Choosing A Visualization For Your Dashboard


A C-level executive recently handed a 42-page stack of tabular reports to me and said business dashboards would need to be a priority for him. This isn’t uncommon. In today’s analysis paralysis world, analytic individuals often mistake exploratory analysis for explanatory analysis. To move to a true bottom-line impacting analytic culture, you should move away from laborious reporting to quick glances at key metrics which impact strategy and tactical decisions. That is the main goal of business dashboards but choosing a visualization is just as important. You should be able to very quickly glance at the key metrics driving an operational area and know whether to stay the course or change actions for a more favorable outcome.

In a 30-minute business analytics coaching session with this CFO, we were able to boil down the 42 pages into 5 KPIs (Key Performance Indicators) and 5 trends he looks at regularly to adjust actions. However, one of his challenges was choosing a visualization. It’s our job to choose a visualization which allows the reader to quickly interpret data. We want to keep cognitive processing to a minimum. We don’t want them spending time thinking about, “How do I read this graph?” We want them to quickly determine what’s my next course of action.

I always recommend, “Storytelling with Data” by Cole Nussbaumer Knafilic. She masterfully breaks the process into 6 simple steps. Even if your not a creative person, this book will help you quickly and easily implement function, form, and design best practices. Here are a couple of tips to get you started: Simple Text If you only need to convey one or a couple of numbers, use simple text. In the Gross Profit example, we might be tempted to put the data into a bar chart, but that’s added information the reader would have to weed through when all they are really looking for is a single number telling them how off target they are.

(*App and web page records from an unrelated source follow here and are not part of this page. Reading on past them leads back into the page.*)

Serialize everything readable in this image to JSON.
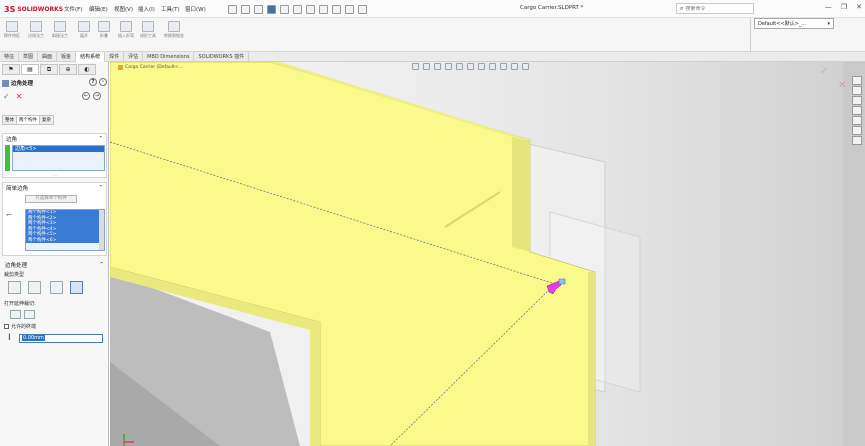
{
  "app": {
    "logo_text": "SOLIDWORKS",
    "doc_title": "Cargo Carrier.SLDPRT *",
    "menus": [
      "文件(F)",
      "编辑(E)",
      "视图(V)",
      "插入(I)",
      "工具(T)",
      "窗口(W)"
    ],
    "search_placeholder": "搜索命令",
    "window_controls": [
      "—",
      "❐",
      "✕"
    ]
  },
  "ribbon": {
    "buttons": [
      {
        "label": "焊件特征"
      },
      {
        "label": "边线法兰"
      },
      {
        "label": "斜接法兰"
      },
      {
        "label": "展开"
      },
      {
        "label": "折叠"
      },
      {
        "label": "插入折弯"
      },
      {
        "label": "成形工具"
      },
      {
        "label": "转换到钣金"
      }
    ],
    "config_value": "Default<<默认>_..."
  },
  "command_tabs": [
    {
      "label": "特征",
      "active": false
    },
    {
      "label": "草图",
      "active": false
    },
    {
      "label": "曲面",
      "active": false
    },
    {
      "label": "钣金",
      "active": false
    },
    {
      "label": "结构系统",
      "active": true
    },
    {
      "label": "焊件",
      "active": false
    },
    {
      "label": "评估",
      "active": false
    },
    {
      "label": "MBD Dimensions",
      "active": false
    },
    {
      "label": "SOLIDWORKS 插件",
      "active": false
    }
  ],
  "property_manager": {
    "title": "边角处理",
    "help_label": "?",
    "subtabs": [
      {
        "label": "整体",
        "active": false
      },
      {
        "label": "两个构件",
        "active": true
      },
      {
        "label": "复杂",
        "active": false
      }
    ],
    "corner_group": {
      "title": "边角",
      "selection": "边角<5>"
    },
    "member_group": {
      "title": "简单边角",
      "button_label": "只选择单个构件",
      "members": [
        "两个构件<1>",
        "两个构件<2>",
        "两个构件<3>",
        "两个构件<4>",
        "两个构件<5>",
        "两个构件<6>"
      ]
    },
    "treatment_group": {
      "title": "边角处理",
      "type_label": "裁剪类型",
      "trim_label": "打开延伸裁切:",
      "gap_label": "允许的终端",
      "gap_value": "0.00mm"
    }
  },
  "viewport": {
    "doc_tab_label": "Cargo Carrier (Default<...",
    "colors": {
      "body": "#f9f98c",
      "body_shade": "#e6e67e",
      "body_edge": "#c8c861",
      "arrow": "#e83ee0"
    }
  }
}
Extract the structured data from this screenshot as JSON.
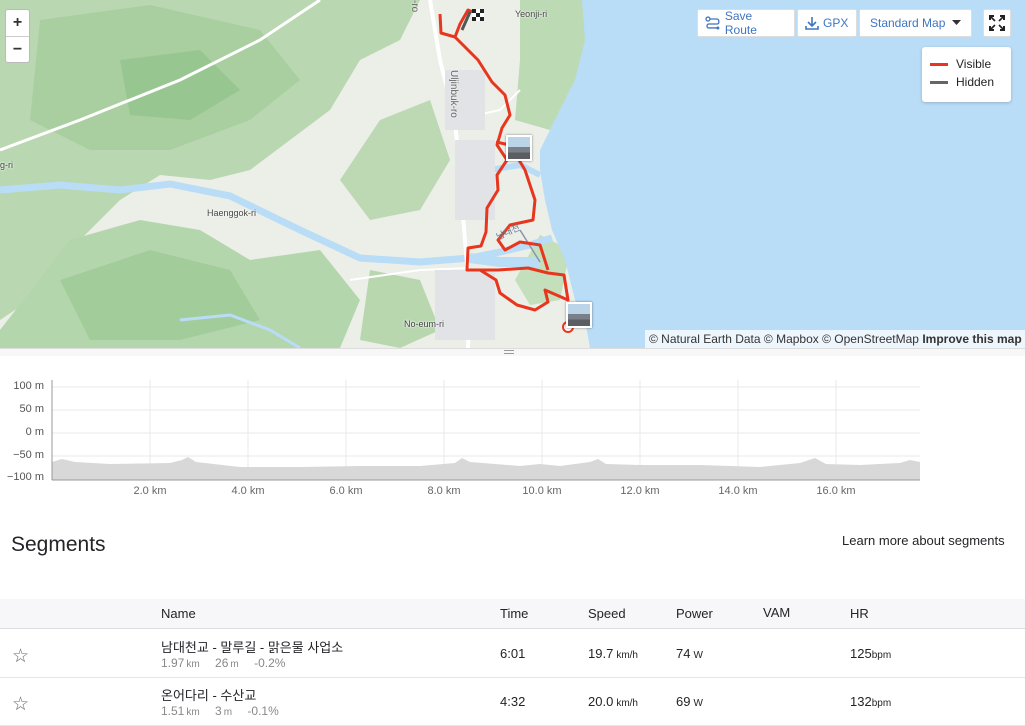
{
  "map": {
    "zoom_in": "+",
    "zoom_out": "−",
    "buttons": {
      "save_route": "Save Route",
      "gpx": "GPX",
      "standard_map": "Standard Map"
    },
    "legend": [
      {
        "label": "Visible",
        "color": "#e8361e"
      },
      {
        "label": "Hidden",
        "color": "#666666"
      }
    ],
    "place_labels": {
      "yeonji": "Yeonji-ri",
      "haenggok": "Haenggok-ri",
      "noeum": "No-eum-ri",
      "gri": "g-ri",
      "ulljinbuk": "Uljinbuk-ro",
      "ro": "-ro"
    },
    "attribution": {
      "text": "© Natural Earth Data © Mapbox © OpenStreetMap",
      "improve": "Improve this map"
    },
    "route_color": "#e8361e",
    "water_color": "#b9dcf7"
  },
  "elevation": {
    "y_labels": [
      "100 m",
      "50 m",
      "0 m",
      "−50 m",
      "−100 m"
    ],
    "x_labels": [
      "2.0 km",
      "4.0 km",
      "6.0 km",
      "8.0 km",
      "10.0 km",
      "12.0 km",
      "14.0 km",
      "16.0 km"
    ]
  },
  "segments": {
    "title": "Segments",
    "learn_more": "Learn more about segments",
    "headers": {
      "name": "Name",
      "time": "Time",
      "speed": "Speed",
      "power": "Power",
      "vam": "VAM",
      "hr": "HR"
    },
    "rows": [
      {
        "name": "남대천교 - 말루길 - 맑은물 사업소",
        "distance": "1.97",
        "distance_unit": "km",
        "elev": "26",
        "elev_unit": "m",
        "grade": "-0.2%",
        "time": "6:01",
        "speed": "19.7",
        "speed_unit": "km/h",
        "power": "74",
        "power_unit": "W",
        "vam": "",
        "hr": "125",
        "hr_unit": "bpm"
      },
      {
        "name": "온어다리 - 수산교",
        "distance": "1.51",
        "distance_unit": "km",
        "elev": "3",
        "elev_unit": "m",
        "grade": "-0.1%",
        "time": "4:32",
        "speed": "20.0",
        "speed_unit": "km/h",
        "power": "69",
        "power_unit": "W",
        "vam": "",
        "hr": "132",
        "hr_unit": "bpm"
      }
    ]
  }
}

Choosing a visualization
Business dashboards – Simple Text

Tables In our analysis paralysis world, we are tempted to put lists or tables on business dashboards. Tables are great for mixed audiences because they will just locate the row and column that is pertinent to them. However, just because the dashboarding tool “Workspace Advance” from Cognos has scrolling functionality for large tables, you should still think carefully before using it on a dashboard. Use tables for summarized data and allow the end user to drill-thorough to a more detailed report if they need to get into the weeds of the data. In the Table example, they summarized the information as a % of total year. This allows for a quick comparison on how they are doing versus other regions. The table is also drillable so they can drill down to the country for comparison in a particular region.

Choosing a visualization
Business Dashboards – Table

To take the ease of understanding one step further, in the heatmap table, I put conditional formatting on the data to draw the end users eyes to higher percentages.

Choosing a visualization
Business Dashboards – Heatmap table

Bar and Column Charts Bar or column charts are very common as they are common for a reason. We all know how to read them. Bar charts are great for categorical data, however, as we add more data points, each categorical data becomes harder to read. I recommend that if you have more than 3 data points for a category, consider using a point graph. You can see in the bar graph example below that trying to compare multiple regions against multiple years is challenging yet in the point graph, the data is concise and easy to interpret.

Choosing a visualization
Business Dashboards – Bar graph
Choosing a visualization
Business Dashboard – Point graph

Destination Dashboard If you are looking for a dashboarding workshop where you can learn about choosing a visualization, Lodestar’s 2-day “Destination Dashboard” workshop, which is offered periodically throughout the year, will cover visualization development in-depth. You will leave the workshop with a physical blueprint, a repeatable process you can teach your organization, and Cognos training on how to build in Cognos Workspace. To learn more about the next Destination Dashboard events, contact us at